With that view and a $50 billion debt burden, Warner Bros. Discovery has cut costs and canceled a number of shows, including Westworld. Even Netflix, which has no box office or TV channels to sacrifice, has taken steps to rein in spending as it transitions its model by introducing a cheaper, ad-based tier.
Of the traditional entertainment companies jumping into streaming, none have been more aggressive than Disney, which launched Disney+ in the US in November 2019 at a price of $6.99. It grew quickly thanks to hits like “The Mandalorian” and “WandaVision,” but much of its subscriber base comes from India, where the Disney+ Hotstar offering costs little to viewers and generates little revenue for Disney. The company lowered its subscriber forecasts after losing streaming rights to Indian Premier League cricket matches.
Recent Disney+ releases include the Star Wars prequel series Andor, the sequel film Hocus Pocus 2, and Marvel’s She-Hulk: Attorney at Law.
Disney+ grew its “core” (everything but Hotstar) subscriber base by 9 million during the quarter, including 2 million in the US and Canada, while less than 3 million came from Disney+ Hotstar. Average revenue per user for Disney+, a key metric for streaming, fell 5% to $5.96 on the back of the strong U.S. dollar.
Hulu added 1 million subscribers to reach 47.2 million, and ESPN+ grew 1.5 million to 24.3 million.
Though the entertainment industry is obsessed with streaming, Disney still relies on other businesses for its profits: box office, parks, and its television networks, including ABC and ESPN.
The parks, experiences and consumer products business rose 36% to $7.43 billion in revenue in the company’s fourth quarter, a sign that a slowing economy has stunted demand for family trips to Disneyland and Walt Disney World since pandemic restrictions were lifted has not dampened. Segment operating income more than doubled to $1.5 billion.
TV network revenue fell 5% to $6.3 billion, while operating income rose 6% to $1.7 billion. Content sales, which include box office receipts for films, declined 15% to $1.74 billion with an operating loss of $178 million, in part due to lower results from licensing shows and films to other streaming -Services and TV Networks. During the quarter, Disney released the superhero hit Thor: Love and Thunder, which grossed more than $760 million at the worldwide box office.

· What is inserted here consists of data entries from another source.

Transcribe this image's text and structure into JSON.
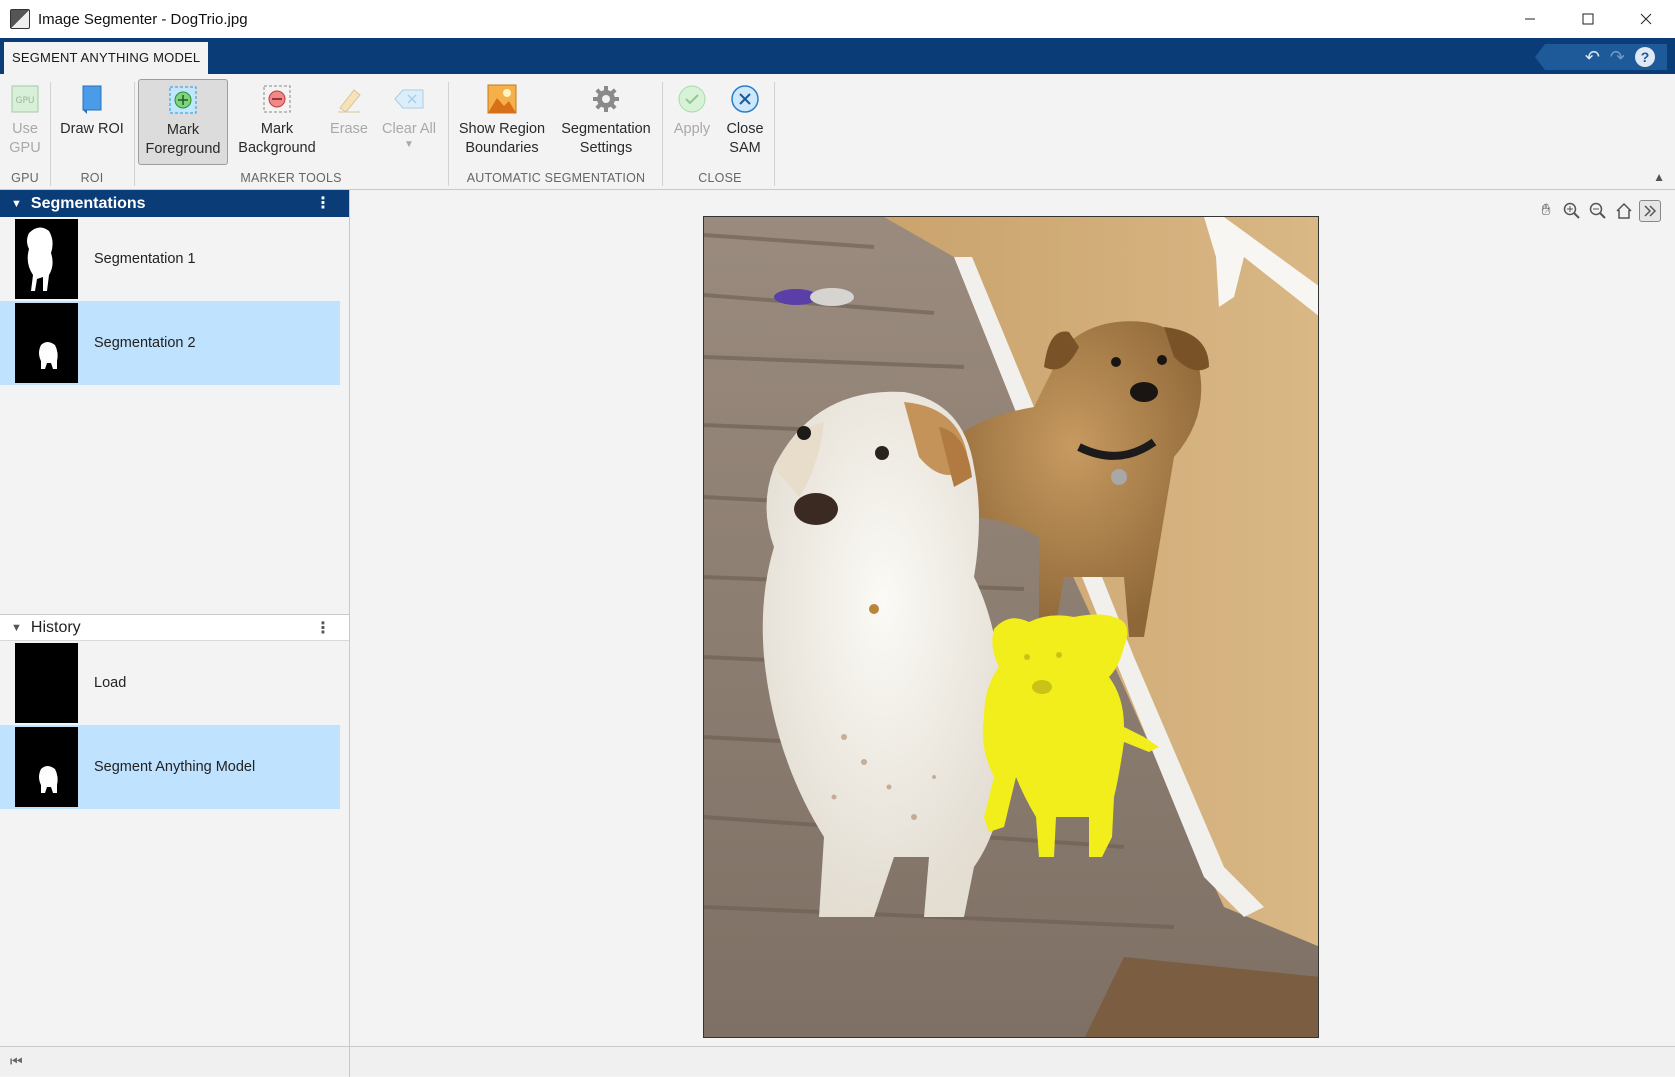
{
  "window": {
    "title": "Image Segmenter - DogTrio.jpg",
    "controls": [
      "minimize",
      "maximize",
      "close"
    ]
  },
  "tabs": [
    {
      "label": "SEGMENT ANYTHING MODEL",
      "active": true
    }
  ],
  "quick_access": {
    "undo_icon": "undo-icon",
    "redo_icon": "redo-icon",
    "help_icon": "help-icon",
    "help_glyph": "?"
  },
  "toolstrip": {
    "groups": [
      {
        "label": "GPU",
        "tools": [
          {
            "label1": "Use",
            "label2": "GPU",
            "icon": "gpu-icon",
            "icon_text": "GPU",
            "enabled": false
          }
        ]
      },
      {
        "label": "ROI",
        "tools": [
          {
            "label1": "Draw ROI",
            "icon": "draw-roi-icon",
            "enabled": true
          }
        ]
      },
      {
        "label": "MARKER TOOLS",
        "tools": [
          {
            "label1": "Mark",
            "label2": "Foreground",
            "icon": "mark-foreground-icon",
            "enabled": true,
            "selected": true
          },
          {
            "label1": "Mark",
            "label2": "Background",
            "icon": "mark-background-icon",
            "enabled": true
          },
          {
            "label1": "Erase",
            "icon": "eraser-icon",
            "enabled": false
          },
          {
            "label1": "Clear All",
            "icon": "clear-all-icon",
            "enabled": false,
            "dropdown": true
          }
        ]
      },
      {
        "label": "AUTOMATIC SEGMENTATION",
        "tools": [
          {
            "label1": "Show Region",
            "label2": "Boundaries",
            "icon": "region-boundaries-icon",
            "enabled": true
          },
          {
            "label1": "Segmentation",
            "label2": "Settings",
            "icon": "gear-icon",
            "enabled": true
          }
        ]
      },
      {
        "label": "CLOSE",
        "tools": [
          {
            "label1": "Apply",
            "icon": "check-icon",
            "enabled": false
          },
          {
            "label1": "Close",
            "label2": "SAM",
            "icon": "close-circle-icon",
            "enabled": true
          }
        ]
      }
    ]
  },
  "segmentations_panel": {
    "title": "Segmentations",
    "items": [
      {
        "label": "Segmentation 1",
        "selected": false
      },
      {
        "label": "Segmentation 2",
        "selected": true
      }
    ]
  },
  "history_panel": {
    "title": "History",
    "items": [
      {
        "label": "Load",
        "selected": false
      },
      {
        "label": "Segment Anything Model",
        "selected": true
      }
    ]
  },
  "axes_toolbar": [
    "pan-icon",
    "zoom-in-icon",
    "zoom-out-icon",
    "home-icon",
    "expand-icon"
  ],
  "image": {
    "name": "DogTrio.jpg",
    "overlay_color": "#f2ee1c"
  },
  "colors": {
    "tab_bar": "#0a3c78",
    "selection": "#bfe2fe"
  }
}
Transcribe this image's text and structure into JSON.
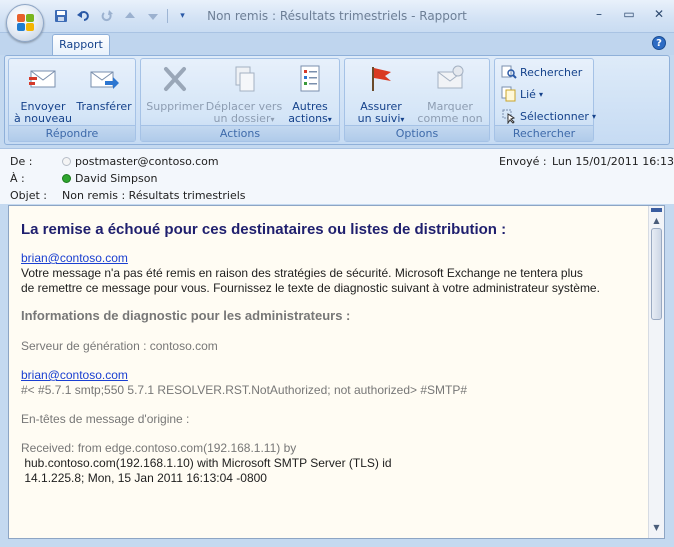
{
  "window": {
    "title": "Non remis : Résultats trimestriels - Rapport",
    "controls": {
      "minimize": "–",
      "restore": "▭",
      "close": "✕"
    }
  },
  "quick_access": {
    "more": "▾"
  },
  "tabs": [
    {
      "label": "Rapport",
      "selected": true
    }
  ],
  "help": {
    "label": "?"
  },
  "ribbon": {
    "groups": {
      "repondre": {
        "label": "Répondre",
        "buttons": [
          {
            "line1": "Envoyer",
            "line2": "à nouveau",
            "icon": "resend-icon"
          },
          {
            "line1": "Transférer",
            "line2": "",
            "icon": "forward-icon"
          }
        ]
      },
      "actions": {
        "label": "Actions",
        "buttons": [
          {
            "line1": "Supprimer",
            "line2": "",
            "icon": "delete-icon",
            "enabled": false
          },
          {
            "line1": "Déplacer vers",
            "line2": "un dossier",
            "caret": "▾",
            "icon": "move-to-folder-icon",
            "enabled": false
          },
          {
            "line1": "Autres",
            "line2": "actions",
            "caret": "▾",
            "icon": "other-actions-icon",
            "enabled": true
          }
        ]
      },
      "options": {
        "label": "Options",
        "buttons": [
          {
            "line1": "Assurer",
            "line2": "un suivi",
            "caret": "▾",
            "icon": "follow-up-flag-icon",
            "enabled": true
          },
          {
            "line1": "Marquer",
            "line2": "comme non lu",
            "icon": "mark-unread-icon",
            "enabled": false
          }
        ]
      },
      "rechercher": {
        "label": "Rechercher",
        "buttons": [
          {
            "label": "Rechercher",
            "icon": "find-icon"
          },
          {
            "label": "Lié",
            "caret": "▾",
            "icon": "related-icon"
          },
          {
            "label": "Sélectionner",
            "caret": "▾",
            "icon": "select-icon"
          }
        ]
      }
    }
  },
  "headers": {
    "from_label": "De :",
    "from_value": "postmaster@contoso.com",
    "to_label": "À :",
    "to_value": "David Simpson",
    "subject_label": "Objet :",
    "subject_value": "Non remis : Résultats trimestriels",
    "sent_label": "Envoyé :",
    "sent_value": "Lun 15/01/2011 16:13"
  },
  "message": {
    "heading": "La remise a échoué pour ces destinataires ou listes de distribution :",
    "recipient_link": "brian@contoso.com",
    "explanation_1": "Votre message n'a pas été remis en raison des stratégies de sécurité. Microsoft Exchange ne tentera plus",
    "explanation_2": "de remettre ce message pour vous. Fournissez le texte de diagnostic suivant à votre administrateur système.",
    "diag_heading": "Informations de diagnostic pour les administrateurs :",
    "gen_server": "Serveur de génération : contoso.com",
    "diag_link": "brian@contoso.com",
    "diag_code": "#< #5.7.1 smtp;550 5.7.1 RESOLVER.RST.NotAuthorized; not authorized> #SMTP#",
    "orig_headers": "En-têtes de message d'origine :",
    "received_1": "Received: from edge.contoso.com(192.168.1.11) by",
    "received_2": " hub.contoso.com(192.168.1.10) with Microsoft SMTP Server (TLS) id",
    "received_3": " 14.1.225.8; Mon, 15 Jan 2011 16:13:04 -0800"
  },
  "colors": {
    "ribbon_text": "#15428b",
    "group_label": "#3e6aaa",
    "link": "#1a3fd1",
    "heading": "#1f1f6e",
    "presence_online": "#2ea52e"
  }
}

Next up for Disney’s studio is Black Panther: Wakanda Forever, which hits theaters Friday. The highly anticipated sequel also pays a heartfelt tribute to the late Chadwick Boseman, who played the titular character in the first Black Panther, a global blockbuster that grossed $1.3 billion and was nominated for an Academy Award for Best Picture .
Full-year sales rose 23% to $82.7 billion as Disney recovered from COVID-19 pandemic shutdowns, the company said. Net income was $3.19 billion, up 58% year over year. The Parks segment was particularly strong; Revenue increased 73% to $28.7 billion and operating income was $7.91 billion, up from $471 million a year earlier.
https://www.latimes.com/entertainment-arts/business/story/2022-11-08/disney-earnings-fourth-quarter-streaming-loses-1-5-billion-hulu-espn-chapek Disney+ keeps growing. But streaming loses $1.5 billion